All records below are to be repeated exactly, with the pictures left out.

Input for this task Start Marker

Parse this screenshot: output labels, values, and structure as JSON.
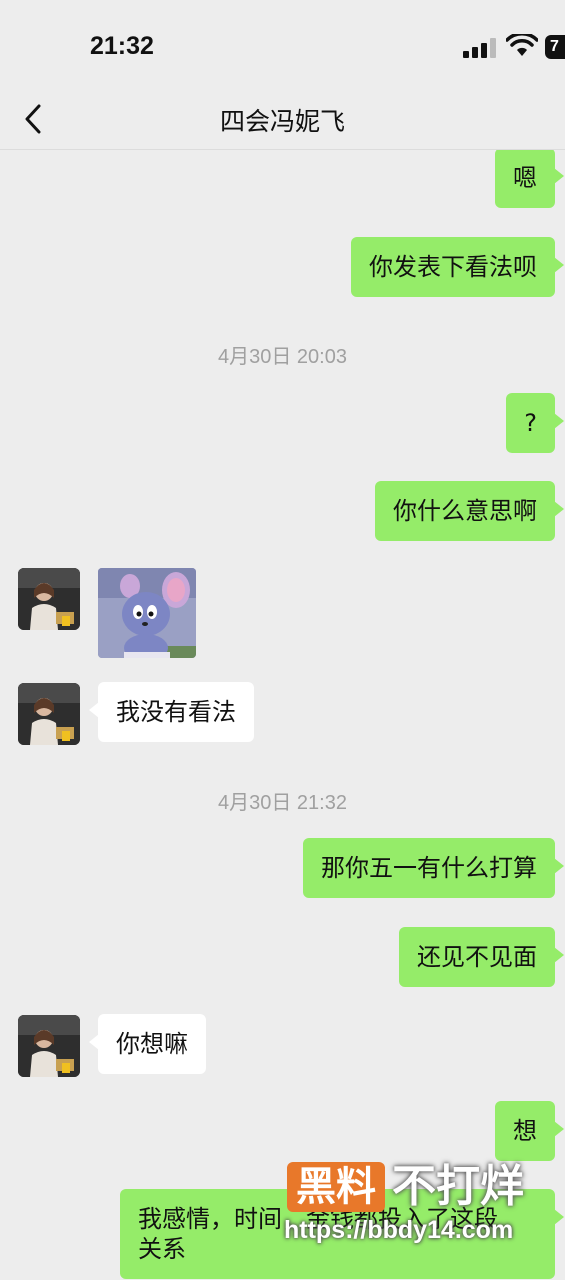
{
  "status_bar": {
    "time": "21:32",
    "battery": "7"
  },
  "nav": {
    "title": "四会冯妮飞"
  },
  "messages": [
    {
      "side": "me",
      "text": "嗯"
    },
    {
      "side": "me",
      "text": "你发表下看法呗"
    },
    {
      "type": "timestamp",
      "text": "4月30日 20:03"
    },
    {
      "side": "me",
      "text": "?"
    },
    {
      "side": "me",
      "text": "你什么意思啊"
    },
    {
      "side": "them",
      "type": "sticker",
      "icon": "cartoon-mouse-sticker"
    },
    {
      "side": "them",
      "text": "我没有看法"
    },
    {
      "type": "timestamp",
      "text": "4月30日 21:32"
    },
    {
      "side": "me",
      "text": "那你五一有什么打算"
    },
    {
      "side": "me",
      "text": "还见不见面"
    },
    {
      "side": "them",
      "text": "你想嘛"
    },
    {
      "side": "me",
      "text": "想"
    },
    {
      "side": "me",
      "text_line1": "我感情，时间，金钱都投入了这段",
      "text_line2": "关系"
    }
  ],
  "watermark": {
    "logo": "黑料",
    "name": "不打烊",
    "url": "https://bbdy14.com"
  },
  "colors": {
    "my_bubble": "#95ec69",
    "their_bubble": "#ffffff",
    "background": "#ededed",
    "watermark_accent": "#e8782a"
  }
}
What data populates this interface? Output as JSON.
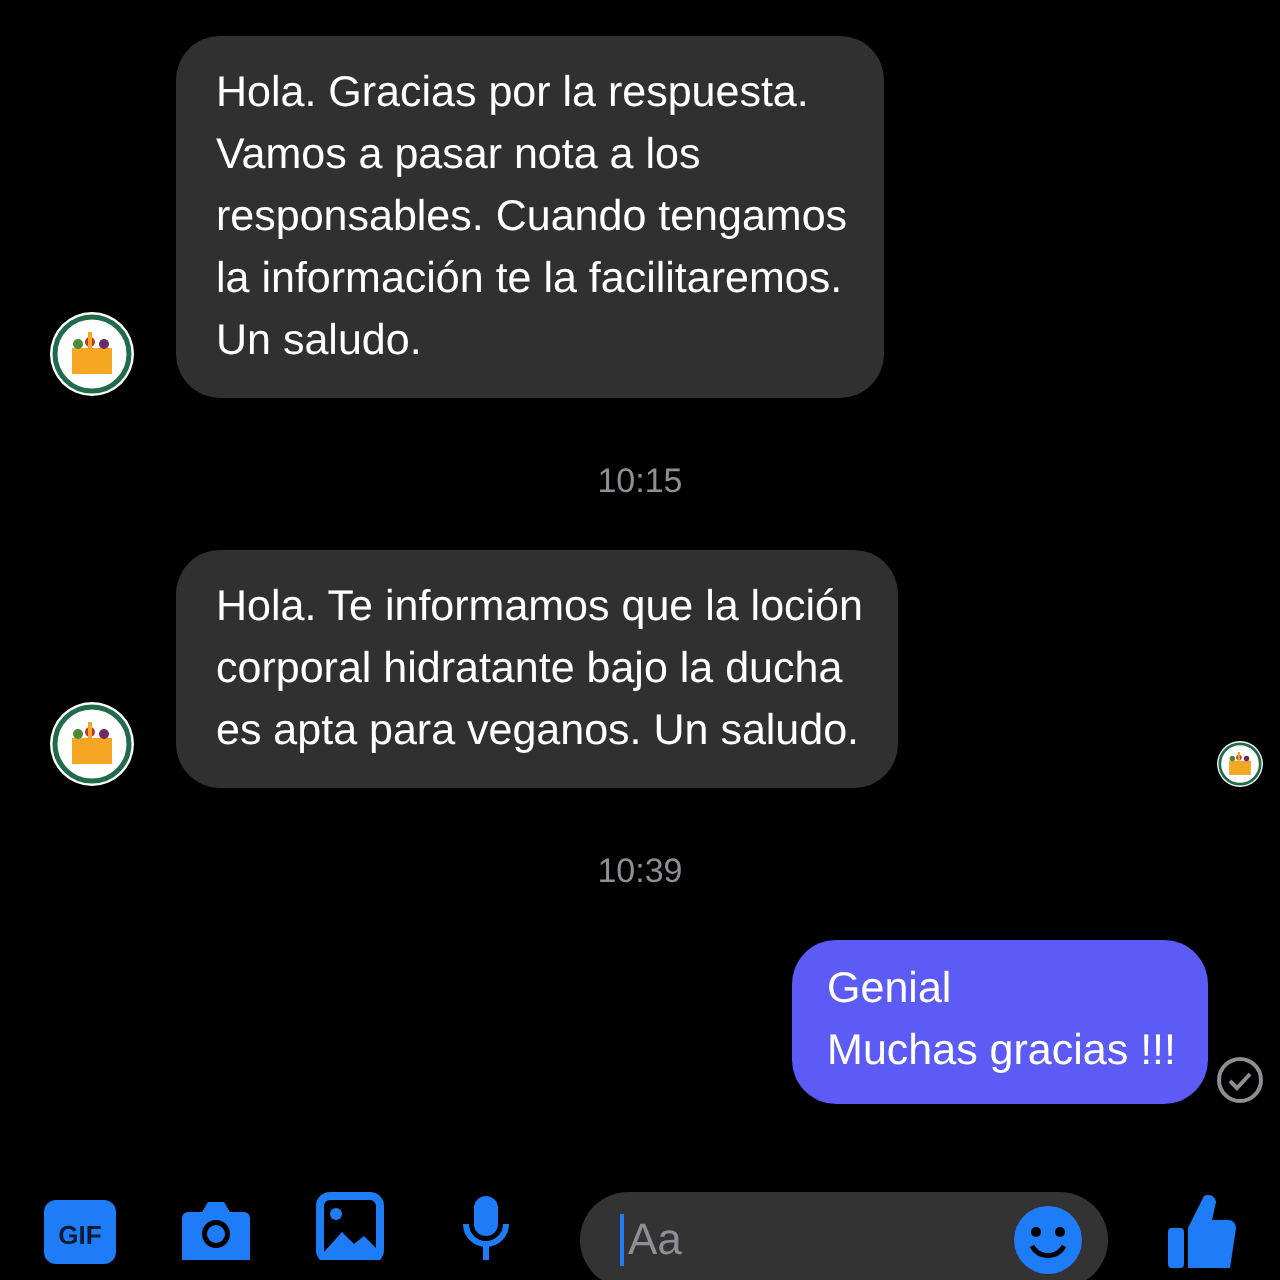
{
  "messages": [
    {
      "kind": "incoming",
      "lines": [
        "Hola. Gracias por la respuesta.",
        "Vamos a pasar nota a los",
        "responsables. Cuando tengamos",
        "la información te la facilitaremos.",
        "Un saludo."
      ]
    },
    {
      "kind": "time",
      "text": "10:15"
    },
    {
      "kind": "incoming",
      "lines": [
        "Hola. Te informamos que la loción",
        "corporal hidratante bajo la ducha",
        "es apta para veganos. Un saludo."
      ],
      "seen": true
    },
    {
      "kind": "time",
      "text": "10:39"
    },
    {
      "kind": "outgoing",
      "lines": [
        "Genial",
        "Muchas gracias !!!"
      ],
      "delivered": true
    }
  ],
  "composer": {
    "gif_label": "GIF",
    "placeholder": "Aa"
  }
}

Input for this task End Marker

→ Task response:
Parse this screenshot: output labels, values, and structure as JSON.
{
  "status_bar": {
    "time": "21:32",
    "battery": "7"
  },
  "nav": {
    "title": "四会冯妮飞"
  },
  "messages": [
    {
      "side": "me",
      "text": "嗯"
    },
    {
      "side": "me",
      "text": "你发表下看法呗"
    },
    {
      "type": "timestamp",
      "text": "4月30日 20:03"
    },
    {
      "side": "me",
      "text": "?"
    },
    {
      "side": "me",
      "text": "你什么意思啊"
    },
    {
      "side": "them",
      "type": "sticker",
      "icon": "cartoon-mouse-sticker"
    },
    {
      "side": "them",
      "text": "我没有看法"
    },
    {
      "type": "timestamp",
      "text": "4月30日 21:32"
    },
    {
      "side": "me",
      "text": "那你五一有什么打算"
    },
    {
      "side": "me",
      "text": "还见不见面"
    },
    {
      "side": "them",
      "text": "你想嘛"
    },
    {
      "side": "me",
      "text": "想"
    },
    {
      "side": "me",
      "text_line1": "我感情，时间，金钱都投入了这段",
      "text_line2": "关系"
    }
  ],
  "watermark": {
    "logo": "黑料",
    "name": "不打烊",
    "url": "https://bbdy14.com"
  },
  "colors": {
    "my_bubble": "#95ec69",
    "their_bubble": "#ffffff",
    "background": "#ededed",
    "watermark_accent": "#e8782a"
  }
}
What data populates this interface? Output as JSON.
{
  "messages": [
    {
      "kind": "incoming",
      "lines": [
        "Hola. Gracias por la respuesta.",
        "Vamos a pasar nota a los",
        "responsables. Cuando tengamos",
        "la información te la facilitaremos.",
        "Un saludo."
      ]
    },
    {
      "kind": "time",
      "text": "10:15"
    },
    {
      "kind": "incoming",
      "lines": [
        "Hola. Te informamos que la loción",
        "corporal hidratante bajo la ducha",
        "es apta para veganos. Un saludo."
      ],
      "seen": true
    },
    {
      "kind": "time",
      "text": "10:39"
    },
    {
      "kind": "outgoing",
      "lines": [
        "Genial",
        "Muchas gracias !!!"
      ],
      "delivered": true
    }
  ],
  "composer": {
    "gif_label": "GIF",
    "placeholder": "Aa"
  }
}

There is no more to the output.